*WHAT TO PRODUCE:* Each line of the material holding the word "meta" must be identified and copied.

##### INPUT RECORDS

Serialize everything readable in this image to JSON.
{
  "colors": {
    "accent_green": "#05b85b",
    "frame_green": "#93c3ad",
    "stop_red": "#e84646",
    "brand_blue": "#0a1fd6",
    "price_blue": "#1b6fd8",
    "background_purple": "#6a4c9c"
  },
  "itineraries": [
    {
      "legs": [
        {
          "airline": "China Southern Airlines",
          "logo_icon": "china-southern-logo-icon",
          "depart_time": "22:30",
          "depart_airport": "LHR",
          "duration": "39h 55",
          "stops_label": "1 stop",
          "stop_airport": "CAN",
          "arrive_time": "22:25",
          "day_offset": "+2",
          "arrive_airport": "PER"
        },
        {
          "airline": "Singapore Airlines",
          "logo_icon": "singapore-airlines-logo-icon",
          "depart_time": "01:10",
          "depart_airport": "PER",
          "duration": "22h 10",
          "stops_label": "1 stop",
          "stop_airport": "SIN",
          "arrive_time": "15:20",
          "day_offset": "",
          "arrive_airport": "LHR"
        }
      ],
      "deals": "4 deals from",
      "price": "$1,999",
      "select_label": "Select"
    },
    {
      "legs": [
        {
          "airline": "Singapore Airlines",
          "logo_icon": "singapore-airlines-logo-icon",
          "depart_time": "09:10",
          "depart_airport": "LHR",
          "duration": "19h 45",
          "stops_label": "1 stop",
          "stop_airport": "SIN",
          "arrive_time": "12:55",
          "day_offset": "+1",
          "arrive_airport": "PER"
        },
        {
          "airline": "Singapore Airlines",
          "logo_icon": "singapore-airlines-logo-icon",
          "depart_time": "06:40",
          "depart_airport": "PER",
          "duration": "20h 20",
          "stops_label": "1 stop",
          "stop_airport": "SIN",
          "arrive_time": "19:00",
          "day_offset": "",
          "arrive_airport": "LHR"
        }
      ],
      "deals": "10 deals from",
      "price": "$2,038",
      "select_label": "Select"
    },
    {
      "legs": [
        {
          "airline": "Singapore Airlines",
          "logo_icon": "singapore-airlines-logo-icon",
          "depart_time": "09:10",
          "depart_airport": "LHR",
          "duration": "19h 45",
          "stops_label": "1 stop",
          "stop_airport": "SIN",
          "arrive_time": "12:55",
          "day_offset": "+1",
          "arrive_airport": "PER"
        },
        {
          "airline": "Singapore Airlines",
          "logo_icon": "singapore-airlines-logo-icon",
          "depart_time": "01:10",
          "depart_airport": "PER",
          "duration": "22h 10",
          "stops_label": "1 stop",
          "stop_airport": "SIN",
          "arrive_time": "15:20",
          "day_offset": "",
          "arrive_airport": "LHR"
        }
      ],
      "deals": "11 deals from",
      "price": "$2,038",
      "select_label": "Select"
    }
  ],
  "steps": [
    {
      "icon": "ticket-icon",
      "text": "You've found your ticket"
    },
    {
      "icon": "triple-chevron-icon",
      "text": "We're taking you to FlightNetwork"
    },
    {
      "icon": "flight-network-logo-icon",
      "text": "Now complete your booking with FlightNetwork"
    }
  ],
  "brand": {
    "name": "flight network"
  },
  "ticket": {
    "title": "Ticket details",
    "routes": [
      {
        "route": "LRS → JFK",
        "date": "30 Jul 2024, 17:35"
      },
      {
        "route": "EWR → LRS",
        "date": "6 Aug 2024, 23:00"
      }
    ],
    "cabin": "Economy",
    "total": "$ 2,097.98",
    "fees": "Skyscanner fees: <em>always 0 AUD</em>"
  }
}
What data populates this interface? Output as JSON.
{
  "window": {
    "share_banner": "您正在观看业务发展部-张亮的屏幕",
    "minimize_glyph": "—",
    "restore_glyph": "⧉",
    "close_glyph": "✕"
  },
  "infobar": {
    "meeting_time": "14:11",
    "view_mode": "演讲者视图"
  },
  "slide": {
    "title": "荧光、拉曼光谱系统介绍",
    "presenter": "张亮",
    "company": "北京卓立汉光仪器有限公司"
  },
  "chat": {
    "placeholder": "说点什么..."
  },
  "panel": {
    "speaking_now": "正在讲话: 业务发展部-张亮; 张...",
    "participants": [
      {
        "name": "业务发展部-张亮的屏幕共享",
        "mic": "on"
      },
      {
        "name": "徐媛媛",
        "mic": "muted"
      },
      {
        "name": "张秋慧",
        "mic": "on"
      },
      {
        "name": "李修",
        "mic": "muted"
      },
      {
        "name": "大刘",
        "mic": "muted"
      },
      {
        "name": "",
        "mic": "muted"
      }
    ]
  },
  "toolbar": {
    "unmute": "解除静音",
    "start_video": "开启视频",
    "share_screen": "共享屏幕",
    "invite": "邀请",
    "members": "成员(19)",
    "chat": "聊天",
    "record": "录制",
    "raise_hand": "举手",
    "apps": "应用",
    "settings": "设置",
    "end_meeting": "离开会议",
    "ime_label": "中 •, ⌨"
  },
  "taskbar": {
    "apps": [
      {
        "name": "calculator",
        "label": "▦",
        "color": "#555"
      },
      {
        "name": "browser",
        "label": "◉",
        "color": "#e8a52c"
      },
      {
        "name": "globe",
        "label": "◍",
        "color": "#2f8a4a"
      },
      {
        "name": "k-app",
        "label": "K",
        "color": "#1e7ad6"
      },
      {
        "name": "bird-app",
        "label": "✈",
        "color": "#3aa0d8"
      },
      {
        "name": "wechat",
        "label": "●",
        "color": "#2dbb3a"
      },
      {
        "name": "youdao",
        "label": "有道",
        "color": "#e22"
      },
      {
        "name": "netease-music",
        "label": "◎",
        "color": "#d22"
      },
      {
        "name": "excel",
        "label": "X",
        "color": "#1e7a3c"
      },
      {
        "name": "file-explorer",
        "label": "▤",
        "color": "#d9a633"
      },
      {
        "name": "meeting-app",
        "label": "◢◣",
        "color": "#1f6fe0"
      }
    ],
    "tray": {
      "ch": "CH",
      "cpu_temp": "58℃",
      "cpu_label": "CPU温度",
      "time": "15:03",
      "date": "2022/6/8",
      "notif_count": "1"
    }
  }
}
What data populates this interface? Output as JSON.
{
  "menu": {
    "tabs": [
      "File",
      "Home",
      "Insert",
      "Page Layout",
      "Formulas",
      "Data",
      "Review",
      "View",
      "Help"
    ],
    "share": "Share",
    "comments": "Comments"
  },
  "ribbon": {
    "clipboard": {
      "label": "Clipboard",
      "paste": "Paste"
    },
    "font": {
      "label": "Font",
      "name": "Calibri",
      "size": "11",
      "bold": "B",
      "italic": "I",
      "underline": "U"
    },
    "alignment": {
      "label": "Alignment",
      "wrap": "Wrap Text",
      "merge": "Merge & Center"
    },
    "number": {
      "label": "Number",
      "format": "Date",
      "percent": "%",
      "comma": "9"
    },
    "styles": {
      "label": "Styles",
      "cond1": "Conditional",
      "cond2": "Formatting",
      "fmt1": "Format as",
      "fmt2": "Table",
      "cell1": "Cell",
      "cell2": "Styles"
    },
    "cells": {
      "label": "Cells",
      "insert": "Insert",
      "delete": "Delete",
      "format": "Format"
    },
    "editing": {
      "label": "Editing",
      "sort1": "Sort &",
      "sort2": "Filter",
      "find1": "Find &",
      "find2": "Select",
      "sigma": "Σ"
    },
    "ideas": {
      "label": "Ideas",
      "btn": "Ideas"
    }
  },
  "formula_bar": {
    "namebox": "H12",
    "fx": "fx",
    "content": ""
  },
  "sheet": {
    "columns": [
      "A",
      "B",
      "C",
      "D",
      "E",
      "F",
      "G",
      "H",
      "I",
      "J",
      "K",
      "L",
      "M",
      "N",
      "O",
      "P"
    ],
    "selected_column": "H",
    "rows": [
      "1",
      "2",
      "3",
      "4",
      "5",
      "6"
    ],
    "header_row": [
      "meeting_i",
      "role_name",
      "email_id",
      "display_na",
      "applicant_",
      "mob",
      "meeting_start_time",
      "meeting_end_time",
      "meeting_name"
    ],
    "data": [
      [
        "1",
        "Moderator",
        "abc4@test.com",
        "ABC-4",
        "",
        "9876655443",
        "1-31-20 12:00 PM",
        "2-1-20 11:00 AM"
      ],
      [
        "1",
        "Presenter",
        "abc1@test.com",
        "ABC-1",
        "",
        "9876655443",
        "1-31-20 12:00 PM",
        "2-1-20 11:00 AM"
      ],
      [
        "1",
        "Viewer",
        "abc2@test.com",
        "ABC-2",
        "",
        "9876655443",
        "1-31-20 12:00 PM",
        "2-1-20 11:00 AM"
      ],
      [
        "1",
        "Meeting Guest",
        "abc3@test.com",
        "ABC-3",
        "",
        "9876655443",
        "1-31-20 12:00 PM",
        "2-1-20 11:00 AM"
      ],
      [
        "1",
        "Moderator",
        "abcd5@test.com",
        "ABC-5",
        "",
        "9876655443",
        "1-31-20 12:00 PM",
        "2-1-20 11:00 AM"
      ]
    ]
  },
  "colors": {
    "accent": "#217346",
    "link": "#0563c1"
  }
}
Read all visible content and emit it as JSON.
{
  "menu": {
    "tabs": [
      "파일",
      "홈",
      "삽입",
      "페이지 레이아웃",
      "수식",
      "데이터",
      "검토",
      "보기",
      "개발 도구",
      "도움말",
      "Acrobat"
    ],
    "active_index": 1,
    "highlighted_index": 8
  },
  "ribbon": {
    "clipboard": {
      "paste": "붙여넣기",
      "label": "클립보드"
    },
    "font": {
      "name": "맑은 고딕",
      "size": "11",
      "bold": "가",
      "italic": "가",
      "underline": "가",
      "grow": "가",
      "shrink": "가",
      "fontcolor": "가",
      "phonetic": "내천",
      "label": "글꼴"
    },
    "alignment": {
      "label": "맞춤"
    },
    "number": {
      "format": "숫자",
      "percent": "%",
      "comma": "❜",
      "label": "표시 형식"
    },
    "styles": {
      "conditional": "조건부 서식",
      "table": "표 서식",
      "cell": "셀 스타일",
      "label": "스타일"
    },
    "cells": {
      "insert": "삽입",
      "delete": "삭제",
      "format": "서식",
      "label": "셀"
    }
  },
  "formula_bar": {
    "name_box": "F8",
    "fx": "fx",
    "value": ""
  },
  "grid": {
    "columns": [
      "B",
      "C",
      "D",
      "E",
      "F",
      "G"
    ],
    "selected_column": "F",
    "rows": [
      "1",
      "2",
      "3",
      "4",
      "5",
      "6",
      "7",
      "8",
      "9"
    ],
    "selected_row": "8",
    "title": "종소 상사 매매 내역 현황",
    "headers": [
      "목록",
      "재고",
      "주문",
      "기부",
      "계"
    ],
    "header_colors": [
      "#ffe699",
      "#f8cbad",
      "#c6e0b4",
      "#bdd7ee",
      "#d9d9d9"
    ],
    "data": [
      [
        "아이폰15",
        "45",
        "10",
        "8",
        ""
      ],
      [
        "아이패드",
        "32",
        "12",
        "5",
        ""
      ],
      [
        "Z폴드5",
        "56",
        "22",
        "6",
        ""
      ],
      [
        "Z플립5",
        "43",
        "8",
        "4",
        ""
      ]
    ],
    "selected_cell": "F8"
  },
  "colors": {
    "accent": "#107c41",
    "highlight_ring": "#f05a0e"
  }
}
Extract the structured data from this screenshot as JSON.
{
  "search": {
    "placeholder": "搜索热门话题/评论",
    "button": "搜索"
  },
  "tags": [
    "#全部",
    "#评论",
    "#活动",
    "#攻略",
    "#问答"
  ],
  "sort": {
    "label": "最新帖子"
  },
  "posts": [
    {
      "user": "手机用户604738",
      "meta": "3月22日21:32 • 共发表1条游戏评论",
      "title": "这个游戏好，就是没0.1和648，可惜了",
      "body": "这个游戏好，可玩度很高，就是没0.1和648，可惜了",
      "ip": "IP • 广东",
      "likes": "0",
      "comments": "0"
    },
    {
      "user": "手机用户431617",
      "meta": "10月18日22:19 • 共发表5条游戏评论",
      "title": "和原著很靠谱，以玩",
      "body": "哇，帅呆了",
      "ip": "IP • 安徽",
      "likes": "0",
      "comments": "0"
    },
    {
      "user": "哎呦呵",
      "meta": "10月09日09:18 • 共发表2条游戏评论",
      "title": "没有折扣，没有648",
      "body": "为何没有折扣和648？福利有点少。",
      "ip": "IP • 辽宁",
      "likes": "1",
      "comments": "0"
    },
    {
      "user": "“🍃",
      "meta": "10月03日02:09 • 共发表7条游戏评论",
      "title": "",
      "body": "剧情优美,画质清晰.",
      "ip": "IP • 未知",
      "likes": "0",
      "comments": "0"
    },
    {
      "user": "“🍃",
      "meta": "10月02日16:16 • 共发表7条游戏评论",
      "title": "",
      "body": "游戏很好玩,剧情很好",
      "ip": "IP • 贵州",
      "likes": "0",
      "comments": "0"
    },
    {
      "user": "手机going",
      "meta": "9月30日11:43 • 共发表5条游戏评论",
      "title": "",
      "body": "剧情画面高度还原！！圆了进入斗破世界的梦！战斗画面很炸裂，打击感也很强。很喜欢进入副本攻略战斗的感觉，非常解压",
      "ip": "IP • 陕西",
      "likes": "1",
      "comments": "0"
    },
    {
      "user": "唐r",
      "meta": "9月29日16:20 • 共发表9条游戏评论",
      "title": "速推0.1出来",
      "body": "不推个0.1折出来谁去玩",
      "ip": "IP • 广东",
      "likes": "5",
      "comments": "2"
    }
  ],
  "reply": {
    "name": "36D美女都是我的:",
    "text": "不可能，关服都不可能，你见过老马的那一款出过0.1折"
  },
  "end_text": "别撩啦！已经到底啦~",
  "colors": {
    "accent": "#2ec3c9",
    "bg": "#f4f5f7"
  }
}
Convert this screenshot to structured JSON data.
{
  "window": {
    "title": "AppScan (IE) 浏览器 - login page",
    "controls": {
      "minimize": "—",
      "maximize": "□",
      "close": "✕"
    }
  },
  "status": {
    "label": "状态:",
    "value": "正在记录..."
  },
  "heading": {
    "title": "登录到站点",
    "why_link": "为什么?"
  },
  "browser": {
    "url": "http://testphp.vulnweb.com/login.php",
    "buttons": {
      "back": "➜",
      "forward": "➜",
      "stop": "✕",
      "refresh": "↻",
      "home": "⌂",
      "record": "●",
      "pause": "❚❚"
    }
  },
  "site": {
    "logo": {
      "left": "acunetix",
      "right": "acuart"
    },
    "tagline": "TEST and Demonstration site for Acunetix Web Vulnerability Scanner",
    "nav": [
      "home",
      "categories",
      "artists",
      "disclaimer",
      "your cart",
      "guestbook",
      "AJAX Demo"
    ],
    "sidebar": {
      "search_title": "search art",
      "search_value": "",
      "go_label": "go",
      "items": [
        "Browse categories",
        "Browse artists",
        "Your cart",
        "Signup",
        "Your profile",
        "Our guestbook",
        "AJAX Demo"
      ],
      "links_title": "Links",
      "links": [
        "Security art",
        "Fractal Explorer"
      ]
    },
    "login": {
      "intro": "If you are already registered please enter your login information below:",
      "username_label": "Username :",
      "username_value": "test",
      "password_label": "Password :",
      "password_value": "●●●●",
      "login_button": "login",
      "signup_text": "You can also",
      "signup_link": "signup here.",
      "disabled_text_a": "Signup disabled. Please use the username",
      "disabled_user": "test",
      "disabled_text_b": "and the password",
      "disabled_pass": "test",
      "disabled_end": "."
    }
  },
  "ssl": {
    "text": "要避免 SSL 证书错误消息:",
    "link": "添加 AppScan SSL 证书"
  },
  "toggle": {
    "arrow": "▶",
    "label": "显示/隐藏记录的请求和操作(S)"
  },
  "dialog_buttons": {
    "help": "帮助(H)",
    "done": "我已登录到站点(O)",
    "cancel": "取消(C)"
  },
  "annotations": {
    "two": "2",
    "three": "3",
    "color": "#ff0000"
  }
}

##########

*SOLUTION FOR THIS EXERCISE:*
      "meta": "3月22日21:32 • 共发表1条游戏评论",
      "meta": "10月18日22:19 • 共发表5条游戏评论",
      "meta": "10月09日09:18 • 共发表2条游戏评论",
      "meta": "10月03日02:09 • 共发表7条游戏评论",
      "meta": "10月02日16:16 • 共发表7条游戏评论",
      "meta": "9月30日11:43 • 共发表5条游戏评论",
      "meta": "9月29日16:20 • 共发表9条游戏评论",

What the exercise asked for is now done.